* _WHAT THIS TASK INVOLVES_: Reproduce the data in its entirety, exactly as supplied.

(Entries taken from a collection)
· · ·

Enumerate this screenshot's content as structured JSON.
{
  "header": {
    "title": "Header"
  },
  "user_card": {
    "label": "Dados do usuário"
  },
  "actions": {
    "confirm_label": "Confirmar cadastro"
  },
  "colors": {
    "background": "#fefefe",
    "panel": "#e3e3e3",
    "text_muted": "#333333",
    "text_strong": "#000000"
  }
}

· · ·

* _COMPLETED EXERCISE_:
Enumerate this screenshot's content as structured JSON.
{
  "header": {
    "title": "Header"
  },
  "user_card": {
    "label": "Dados do usuário"
  },
  "actions": {
    "confirm_label": "Confirmar cadastro"
  },
  "colors": {
    "background": "#fefefe",
    "panel": "#e3e3e3",
    "text_muted": "#333333",
    "text_strong": "#000000"
  }
}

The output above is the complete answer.